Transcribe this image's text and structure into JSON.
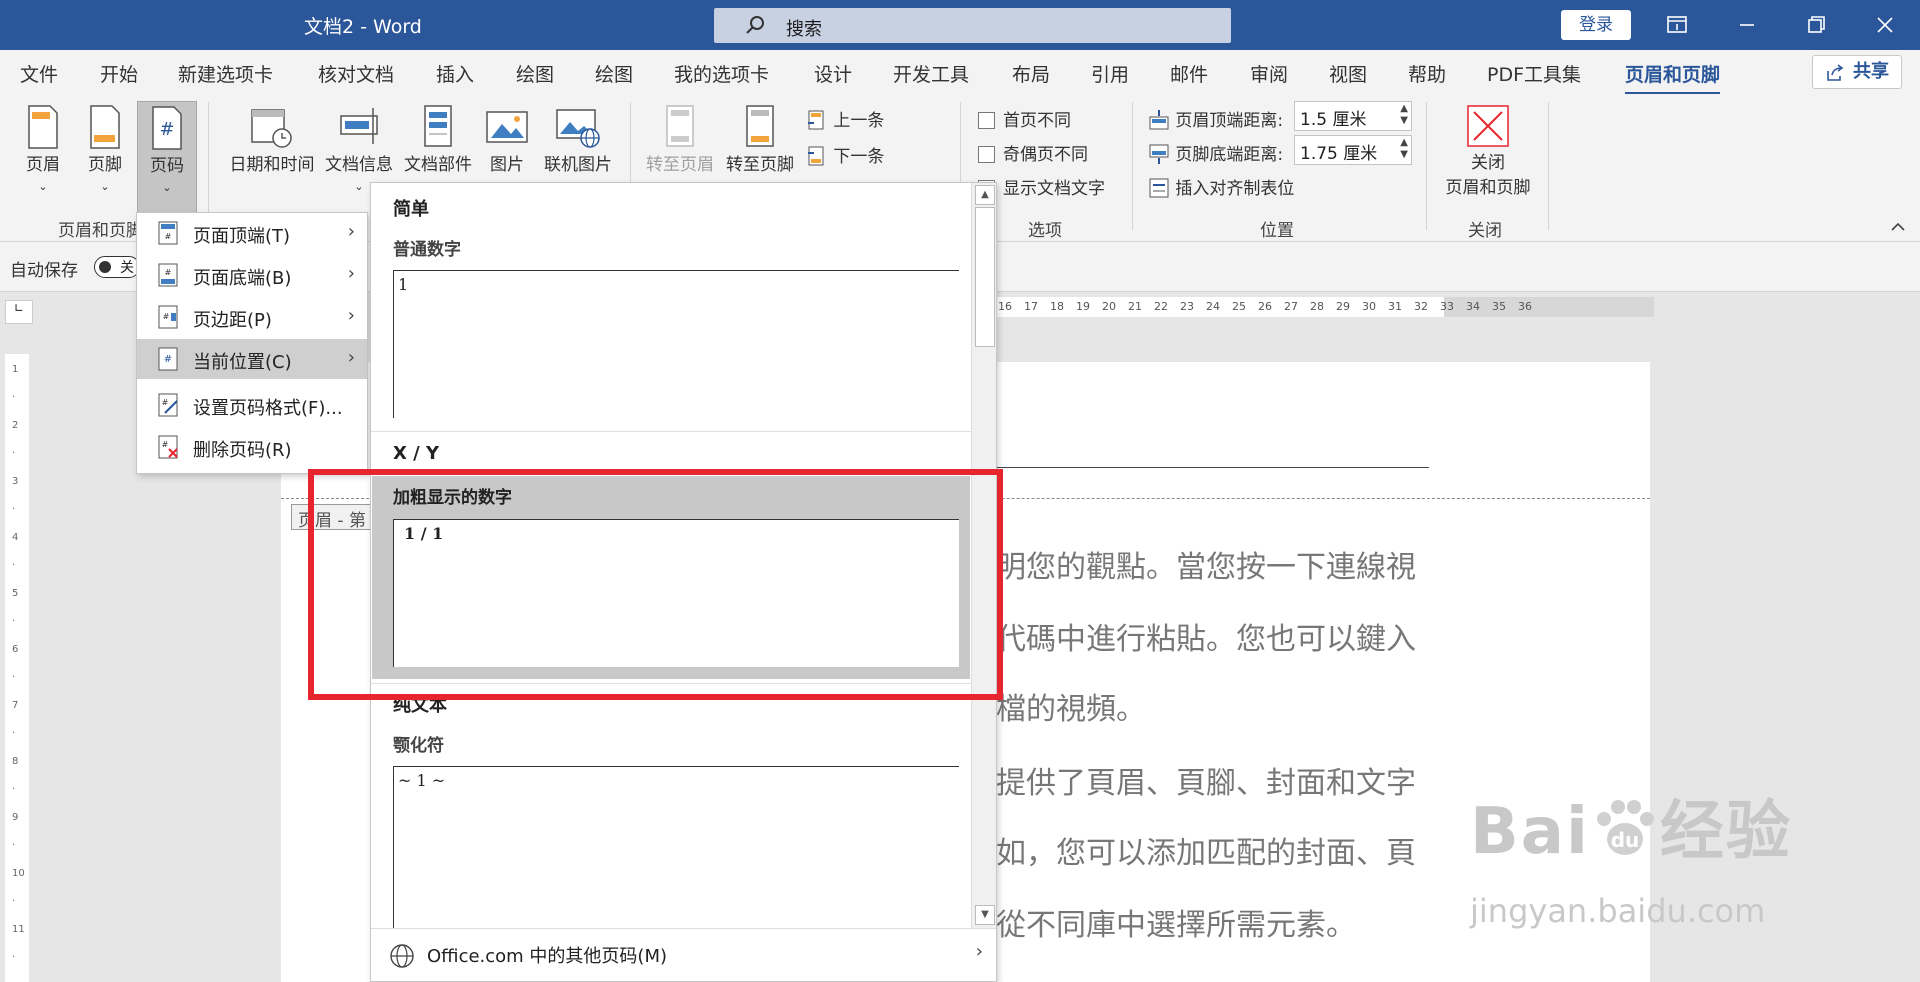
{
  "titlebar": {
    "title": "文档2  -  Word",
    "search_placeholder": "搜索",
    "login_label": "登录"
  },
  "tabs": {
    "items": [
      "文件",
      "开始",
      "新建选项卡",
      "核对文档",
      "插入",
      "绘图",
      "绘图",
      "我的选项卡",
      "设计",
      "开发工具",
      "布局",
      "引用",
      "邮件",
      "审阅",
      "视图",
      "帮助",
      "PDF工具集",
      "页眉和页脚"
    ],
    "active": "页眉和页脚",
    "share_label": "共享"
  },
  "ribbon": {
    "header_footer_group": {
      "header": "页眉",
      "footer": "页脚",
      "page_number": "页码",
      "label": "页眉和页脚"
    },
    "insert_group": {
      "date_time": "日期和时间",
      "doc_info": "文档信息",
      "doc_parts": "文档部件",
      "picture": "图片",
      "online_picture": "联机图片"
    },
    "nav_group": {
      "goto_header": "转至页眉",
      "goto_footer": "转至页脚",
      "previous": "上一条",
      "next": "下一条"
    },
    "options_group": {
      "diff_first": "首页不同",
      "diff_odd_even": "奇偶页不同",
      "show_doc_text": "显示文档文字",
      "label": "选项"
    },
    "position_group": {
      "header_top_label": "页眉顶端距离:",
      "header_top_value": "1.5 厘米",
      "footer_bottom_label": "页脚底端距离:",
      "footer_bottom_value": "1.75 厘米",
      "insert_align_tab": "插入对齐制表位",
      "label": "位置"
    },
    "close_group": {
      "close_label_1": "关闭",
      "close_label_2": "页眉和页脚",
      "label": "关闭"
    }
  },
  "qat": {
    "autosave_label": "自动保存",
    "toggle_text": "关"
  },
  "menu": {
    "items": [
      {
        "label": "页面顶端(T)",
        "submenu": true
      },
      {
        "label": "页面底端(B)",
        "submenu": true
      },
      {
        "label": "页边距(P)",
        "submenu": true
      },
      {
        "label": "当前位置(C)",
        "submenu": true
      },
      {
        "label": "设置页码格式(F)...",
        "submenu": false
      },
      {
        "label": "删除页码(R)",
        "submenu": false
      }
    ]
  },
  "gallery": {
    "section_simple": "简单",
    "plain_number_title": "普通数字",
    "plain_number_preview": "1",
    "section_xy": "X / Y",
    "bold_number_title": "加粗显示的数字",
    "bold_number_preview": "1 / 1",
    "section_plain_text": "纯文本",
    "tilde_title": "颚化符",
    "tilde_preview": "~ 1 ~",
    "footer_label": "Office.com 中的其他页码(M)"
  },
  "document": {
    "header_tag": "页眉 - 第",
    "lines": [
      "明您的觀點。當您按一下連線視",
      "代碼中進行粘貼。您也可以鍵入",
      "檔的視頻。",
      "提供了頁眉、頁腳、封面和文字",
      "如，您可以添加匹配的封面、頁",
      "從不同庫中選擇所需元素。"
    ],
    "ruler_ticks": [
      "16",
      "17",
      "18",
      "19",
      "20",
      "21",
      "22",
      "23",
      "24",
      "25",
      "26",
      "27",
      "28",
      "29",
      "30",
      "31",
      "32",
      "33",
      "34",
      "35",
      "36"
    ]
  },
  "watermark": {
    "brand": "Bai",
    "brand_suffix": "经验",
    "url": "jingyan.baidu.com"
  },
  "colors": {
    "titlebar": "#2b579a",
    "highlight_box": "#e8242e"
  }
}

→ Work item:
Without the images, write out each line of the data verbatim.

→ Solution below:
Transcribe this image's text and structure into JSON.
{
  "titlebar": {
    "title": "文档2  -  Word",
    "search_placeholder": "搜索",
    "login_label": "登录"
  },
  "tabs": {
    "items": [
      "文件",
      "开始",
      "新建选项卡",
      "核对文档",
      "插入",
      "绘图",
      "绘图",
      "我的选项卡",
      "设计",
      "开发工具",
      "布局",
      "引用",
      "邮件",
      "审阅",
      "视图",
      "帮助",
      "PDF工具集",
      "页眉和页脚"
    ],
    "active": "页眉和页脚",
    "share_label": "共享"
  },
  "ribbon": {
    "header_footer_group": {
      "header": "页眉",
      "footer": "页脚",
      "page_number": "页码",
      "label": "页眉和页脚"
    },
    "insert_group": {
      "date_time": "日期和时间",
      "doc_info": "文档信息",
      "doc_parts": "文档部件",
      "picture": "图片",
      "online_picture": "联机图片"
    },
    "nav_group": {
      "goto_header": "转至页眉",
      "goto_footer": "转至页脚",
      "previous": "上一条",
      "next": "下一条"
    },
    "options_group": {
      "diff_first": "首页不同",
      "diff_odd_even": "奇偶页不同",
      "show_doc_text": "显示文档文字",
      "label": "选项"
    },
    "position_group": {
      "header_top_label": "页眉顶端距离:",
      "header_top_value": "1.5 厘米",
      "footer_bottom_label": "页脚底端距离:",
      "footer_bottom_value": "1.75 厘米",
      "insert_align_tab": "插入对齐制表位",
      "label": "位置"
    },
    "close_group": {
      "close_label_1": "关闭",
      "close_label_2": "页眉和页脚",
      "label": "关闭"
    }
  },
  "qat": {
    "autosave_label": "自动保存",
    "toggle_text": "关"
  },
  "menu": {
    "items": [
      {
        "label": "页面顶端(T)",
        "submenu": true
      },
      {
        "label": "页面底端(B)",
        "submenu": true
      },
      {
        "label": "页边距(P)",
        "submenu": true
      },
      {
        "label": "当前位置(C)",
        "submenu": true
      },
      {
        "label": "设置页码格式(F)...",
        "submenu": false
      },
      {
        "label": "删除页码(R)",
        "submenu": false
      }
    ]
  },
  "gallery": {
    "section_simple": "简单",
    "plain_number_title": "普通数字",
    "plain_number_preview": "1",
    "section_xy": "X / Y",
    "bold_number_title": "加粗显示的数字",
    "bold_number_preview": "1 / 1",
    "section_plain_text": "纯文本",
    "tilde_title": "颚化符",
    "tilde_preview": "~ 1 ~",
    "footer_label": "Office.com 中的其他页码(M)"
  },
  "document": {
    "header_tag": "页眉 - 第",
    "lines": [
      "明您的觀點。當您按一下連線視",
      "代碼中進行粘貼。您也可以鍵入",
      "檔的視頻。",
      "提供了頁眉、頁腳、封面和文字",
      "如，您可以添加匹配的封面、頁",
      "從不同庫中選擇所需元素。"
    ],
    "ruler_ticks": [
      "16",
      "17",
      "18",
      "19",
      "20",
      "21",
      "22",
      "23",
      "24",
      "25",
      "26",
      "27",
      "28",
      "29",
      "30",
      "31",
      "32",
      "33",
      "34",
      "35",
      "36"
    ]
  },
  "watermark": {
    "brand": "Bai",
    "brand_suffix": "经验",
    "url": "jingyan.baidu.com"
  },
  "colors": {
    "titlebar": "#2b579a",
    "highlight_box": "#e8242e"
  }
}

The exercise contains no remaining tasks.